What are the consequences of revolving credit card default?
It is important to know the consequences of missing a revolving credit card payment, since your bank could claim the payment of fees, interest and costs and even change the payment terms and conditions according to what has been established in the agreement.
Where can you find this information?
In the agreement.
Under section 3 (“Costs in the case of late payments”) of the pre-contractual information (Standard European Consumer Credit Information - SECCI), which details all the costs, fees, interest and other consequences arising from the failure to make a payment.
Remember that, before you take out the card, your bank is obliged to provide you with a personalised explanation of its features and alert you to the risks of default, so that you understand what the possible consequences are.
What are the costs most frequently applied by banks in the event of default?
- Debt recovery costs: your bank could charge you for the costs it incurs to recover the unpaid debt.
- Late-payment interest on overdue instalments: this rate may not exceed the nominal interest rate by more than two percentage points. Make sure that you always compare the two rates in annual terms.
- Fee for returning a direct debit from another bank account. The Banco de España considers that, according to good banking practices, this fee should not be charged, since it does not respond to an effective service.
What other consequences might you face?
A delinquency record

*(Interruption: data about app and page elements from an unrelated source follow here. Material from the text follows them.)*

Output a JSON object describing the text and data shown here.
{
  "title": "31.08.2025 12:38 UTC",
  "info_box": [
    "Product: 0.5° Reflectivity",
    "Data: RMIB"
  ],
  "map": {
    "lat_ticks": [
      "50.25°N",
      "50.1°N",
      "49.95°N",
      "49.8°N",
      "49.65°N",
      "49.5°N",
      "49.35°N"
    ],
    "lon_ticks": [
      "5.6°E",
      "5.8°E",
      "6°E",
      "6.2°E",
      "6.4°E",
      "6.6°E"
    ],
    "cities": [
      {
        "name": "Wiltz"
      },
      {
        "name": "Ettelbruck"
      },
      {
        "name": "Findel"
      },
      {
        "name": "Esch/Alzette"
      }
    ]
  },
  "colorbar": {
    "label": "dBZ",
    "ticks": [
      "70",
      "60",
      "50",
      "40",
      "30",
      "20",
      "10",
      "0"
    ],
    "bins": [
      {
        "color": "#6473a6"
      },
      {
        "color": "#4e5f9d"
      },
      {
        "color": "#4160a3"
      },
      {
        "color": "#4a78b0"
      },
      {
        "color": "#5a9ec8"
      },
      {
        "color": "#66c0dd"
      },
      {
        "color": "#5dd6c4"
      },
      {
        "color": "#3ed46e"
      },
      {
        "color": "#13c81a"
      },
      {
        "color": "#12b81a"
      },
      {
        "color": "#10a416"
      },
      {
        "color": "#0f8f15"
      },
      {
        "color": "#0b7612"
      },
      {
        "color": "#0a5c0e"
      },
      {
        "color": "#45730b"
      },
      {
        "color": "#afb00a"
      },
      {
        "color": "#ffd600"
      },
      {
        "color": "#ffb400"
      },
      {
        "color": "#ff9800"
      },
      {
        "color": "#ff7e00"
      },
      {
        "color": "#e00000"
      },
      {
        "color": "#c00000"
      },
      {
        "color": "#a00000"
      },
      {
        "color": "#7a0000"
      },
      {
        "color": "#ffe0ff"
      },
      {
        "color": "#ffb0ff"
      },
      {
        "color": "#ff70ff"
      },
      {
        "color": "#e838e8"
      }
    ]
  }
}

A change in the payment method or amount of the instalment. Sometimes, banks may change the payment method or instalment amount, if provided for in the agreement. If your chosen method is to pay at the end of the month, the bank can automatically change it to that of deferred payment, so that the unpaid amount is considered a drawdown on the credit limit granted. And if you have already chosen deferred payment as your method, the bank could change the amount to that of a minimum instalment.
These changes should be expressly provided for both in the SECC and in the agreement, and they require your prior and explicit agreement.
Bear in mind that the deferred payment method generates interest, whereas payment at the end of the month does not. Also, changing the amount to a minimum instalment could considerably lengthen the time taken to pay off the debt.
Therefore, in view of these possible situations, you should analyse the option offered (change of payment method or instalment amount) and decide if it is what you need (and, if so, expressly accept it), or whether you prefer other options, such as settling the debt or maintaining it, with all the attendant costs and consequences.